**What you will do:** Report, as a number alone, how many lines below contain the string "Builder".

**Exercise input:**
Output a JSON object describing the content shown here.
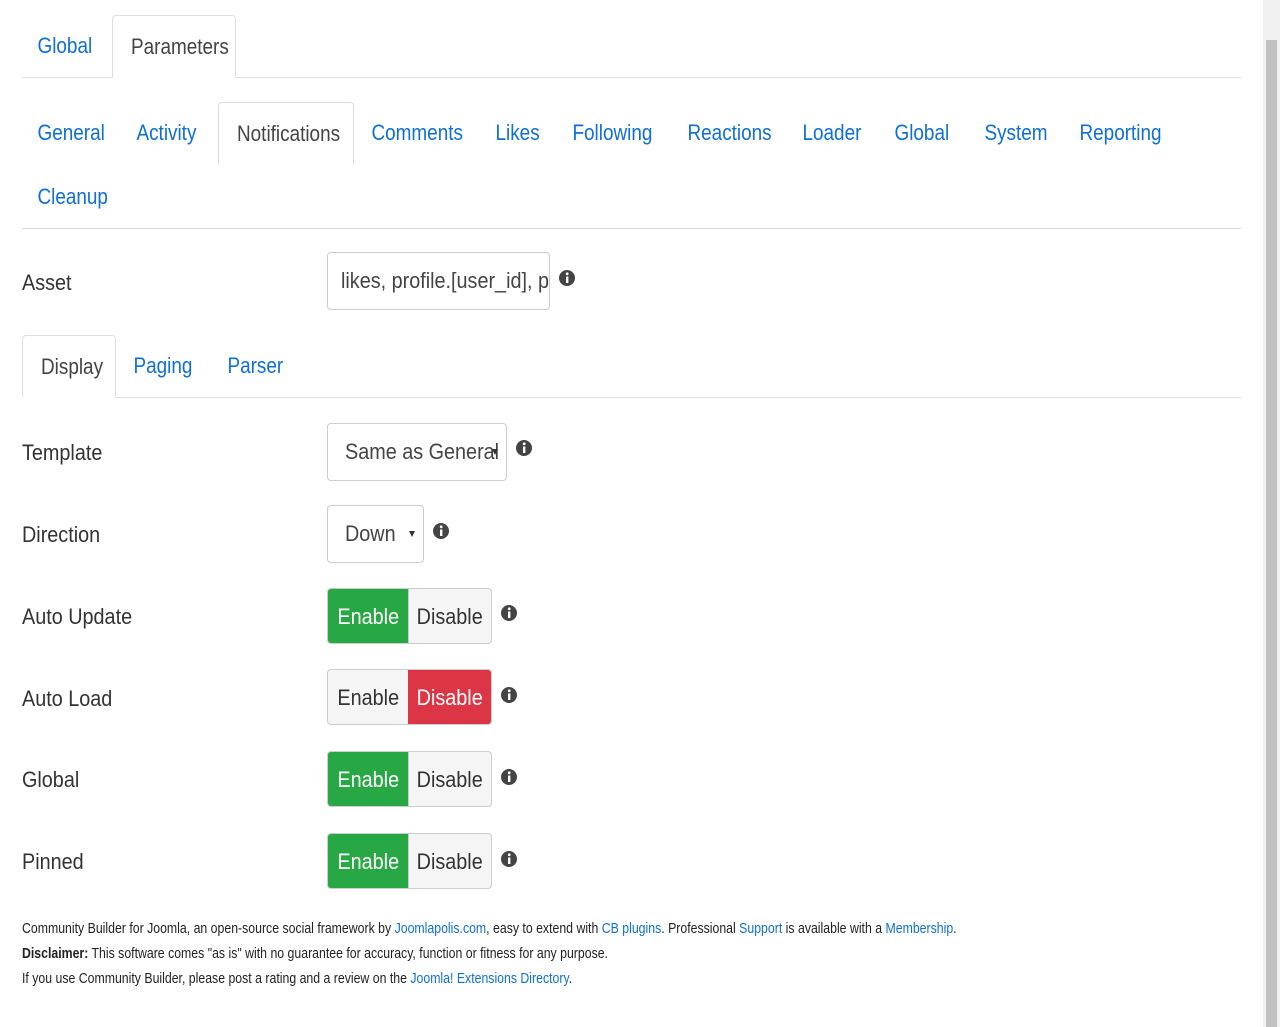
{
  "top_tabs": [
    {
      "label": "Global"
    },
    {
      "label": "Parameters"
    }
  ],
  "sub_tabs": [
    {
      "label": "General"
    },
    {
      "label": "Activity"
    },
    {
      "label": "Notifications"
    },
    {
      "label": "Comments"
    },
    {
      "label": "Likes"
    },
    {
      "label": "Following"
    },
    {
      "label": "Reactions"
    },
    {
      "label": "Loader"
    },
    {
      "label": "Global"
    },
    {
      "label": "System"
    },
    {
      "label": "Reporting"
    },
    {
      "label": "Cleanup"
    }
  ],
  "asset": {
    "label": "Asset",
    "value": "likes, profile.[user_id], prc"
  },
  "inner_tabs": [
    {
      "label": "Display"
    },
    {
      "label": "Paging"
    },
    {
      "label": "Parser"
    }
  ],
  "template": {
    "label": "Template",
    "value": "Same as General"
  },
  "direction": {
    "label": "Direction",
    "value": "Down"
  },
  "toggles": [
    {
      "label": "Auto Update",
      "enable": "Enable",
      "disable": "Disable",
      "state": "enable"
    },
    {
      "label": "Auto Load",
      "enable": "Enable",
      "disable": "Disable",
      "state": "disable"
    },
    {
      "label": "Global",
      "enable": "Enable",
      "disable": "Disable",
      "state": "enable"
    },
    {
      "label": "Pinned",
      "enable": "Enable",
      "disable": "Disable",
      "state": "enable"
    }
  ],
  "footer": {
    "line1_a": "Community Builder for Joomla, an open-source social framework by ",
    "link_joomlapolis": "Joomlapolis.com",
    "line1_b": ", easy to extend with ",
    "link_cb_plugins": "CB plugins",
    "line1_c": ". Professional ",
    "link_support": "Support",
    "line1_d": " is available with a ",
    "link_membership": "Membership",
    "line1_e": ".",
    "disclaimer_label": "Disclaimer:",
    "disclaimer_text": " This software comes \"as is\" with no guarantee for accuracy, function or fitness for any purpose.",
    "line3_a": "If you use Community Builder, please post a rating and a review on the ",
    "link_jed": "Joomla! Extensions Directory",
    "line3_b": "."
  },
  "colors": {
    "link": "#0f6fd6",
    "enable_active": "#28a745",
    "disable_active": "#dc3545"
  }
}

**Task response:** 2